The three day deadline lapsed, which was hardly enough for a full-blown investigation. Rejecting the apology conveyed by the Philippine envoy as not sincere enough, Taiwan froze the hiring of prospective OFWs and sent back Manila's top consul. A second wave of sanctions ensued, including a red alert advisory for travel to the Philippines, suspension of economic and cultural exchanges, and navy drills near Taiwan-Philippine borders. This despite some $6.7 billion in trade deficit between the two country in favor of Taiwan.

Two-way street

Filipinos abroad and at home took to the Internet to protest. Some were angry at the Philippine government for being incompetent in dealing with the crisis. Some congratulated the Aquino administration for taking a stand against perceived intrusions to Philippine seas. But mostly, people were worried for the safety of OFWs based in Taiwan. We ourselves had relatives and friends calling or messaging to ask if we're OK.

Freeze hiring of Filipino workers was the knee-jerk reaction from the Taiwan government. It seems that as a receiving host, it forgets that labor migration is a two-way street. Taiwan with its zero percent population growth needs workers from other countries to man its many factories and to care for its aging population. Aside from having a reputation for being hard working, Filipinos possess basic English skills that enable them to figure out labels in complex machinery - a task that other counterparts in Southeast Asia couldn't master so well. Some observers claimed that the tech industry in Taiwan will suffer from the exodus of Philippine labor.

Sooner or later, the diplomatic row will probably be resolved and dialogue between the governments will resume. What's unacceptable though is the abuse of overseas Filipino workers. Violence against migrant workers - both physical and emotional - must be condemned. The threat of financial instability faced by those whose contracts are just about to expire and those who are yet to be deployed is also damage already done.

But for my wife and I, the issue is much more than employment contracts. Our first daughter was born in Taiwan three months ago. If we stayed long enough to see her grow up and probably study here, we fear that our daughter will be labeled as an unwanted foreigner - among our other worries as migrant workers in another land.
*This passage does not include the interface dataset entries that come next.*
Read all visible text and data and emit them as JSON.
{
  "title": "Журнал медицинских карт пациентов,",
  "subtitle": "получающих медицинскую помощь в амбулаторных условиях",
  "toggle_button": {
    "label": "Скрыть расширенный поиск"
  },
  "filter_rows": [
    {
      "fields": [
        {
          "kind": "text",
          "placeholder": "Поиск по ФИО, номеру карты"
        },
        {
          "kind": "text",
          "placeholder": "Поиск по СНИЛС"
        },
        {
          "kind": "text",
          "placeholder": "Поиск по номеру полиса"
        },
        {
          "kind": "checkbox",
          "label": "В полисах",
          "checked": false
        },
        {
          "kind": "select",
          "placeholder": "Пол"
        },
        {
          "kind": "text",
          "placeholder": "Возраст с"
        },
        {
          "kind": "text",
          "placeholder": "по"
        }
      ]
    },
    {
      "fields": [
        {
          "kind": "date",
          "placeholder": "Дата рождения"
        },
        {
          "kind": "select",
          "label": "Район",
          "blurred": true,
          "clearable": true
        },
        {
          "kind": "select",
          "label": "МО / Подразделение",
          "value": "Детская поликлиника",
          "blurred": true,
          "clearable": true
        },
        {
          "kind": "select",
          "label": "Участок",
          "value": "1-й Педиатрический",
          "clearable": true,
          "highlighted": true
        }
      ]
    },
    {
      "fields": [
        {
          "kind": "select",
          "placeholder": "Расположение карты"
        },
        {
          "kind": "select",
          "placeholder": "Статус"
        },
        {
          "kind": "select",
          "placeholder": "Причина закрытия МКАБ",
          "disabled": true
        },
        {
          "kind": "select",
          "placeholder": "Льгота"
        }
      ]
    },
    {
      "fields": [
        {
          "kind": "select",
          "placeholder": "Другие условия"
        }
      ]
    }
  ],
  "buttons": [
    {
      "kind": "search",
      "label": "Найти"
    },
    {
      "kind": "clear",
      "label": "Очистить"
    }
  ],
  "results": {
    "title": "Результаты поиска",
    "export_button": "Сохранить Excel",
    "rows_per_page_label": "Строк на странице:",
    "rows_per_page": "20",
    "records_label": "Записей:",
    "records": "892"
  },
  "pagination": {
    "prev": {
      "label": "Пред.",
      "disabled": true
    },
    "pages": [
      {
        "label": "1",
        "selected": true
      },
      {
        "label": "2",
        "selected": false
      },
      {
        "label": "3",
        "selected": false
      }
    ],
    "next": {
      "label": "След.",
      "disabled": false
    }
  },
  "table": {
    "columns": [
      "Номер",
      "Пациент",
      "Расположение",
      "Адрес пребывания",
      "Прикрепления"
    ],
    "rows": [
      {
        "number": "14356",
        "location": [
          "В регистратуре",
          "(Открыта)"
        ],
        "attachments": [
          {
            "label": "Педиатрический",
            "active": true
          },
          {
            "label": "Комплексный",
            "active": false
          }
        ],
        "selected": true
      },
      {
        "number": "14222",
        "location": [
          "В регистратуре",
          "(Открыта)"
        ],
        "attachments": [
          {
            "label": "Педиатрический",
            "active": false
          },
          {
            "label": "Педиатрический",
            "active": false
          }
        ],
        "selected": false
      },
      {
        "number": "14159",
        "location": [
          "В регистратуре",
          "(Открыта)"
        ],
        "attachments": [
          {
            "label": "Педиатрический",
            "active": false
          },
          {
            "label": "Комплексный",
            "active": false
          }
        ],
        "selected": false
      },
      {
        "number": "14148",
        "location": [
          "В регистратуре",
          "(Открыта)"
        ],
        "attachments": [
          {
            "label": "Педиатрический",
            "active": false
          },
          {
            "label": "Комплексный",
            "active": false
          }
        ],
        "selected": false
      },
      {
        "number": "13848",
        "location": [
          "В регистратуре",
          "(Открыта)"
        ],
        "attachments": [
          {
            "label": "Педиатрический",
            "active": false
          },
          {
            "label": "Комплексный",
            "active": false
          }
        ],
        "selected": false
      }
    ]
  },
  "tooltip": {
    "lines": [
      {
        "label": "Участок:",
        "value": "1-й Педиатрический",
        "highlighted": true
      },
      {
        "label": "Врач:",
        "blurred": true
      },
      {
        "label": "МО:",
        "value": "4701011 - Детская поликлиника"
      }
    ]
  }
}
This is not to say that our problem is bigger than the hopes anchored by prospective OFWs (especially those who've paid agency fees) to a job in Taiwan. For us, the issue just got closer to home.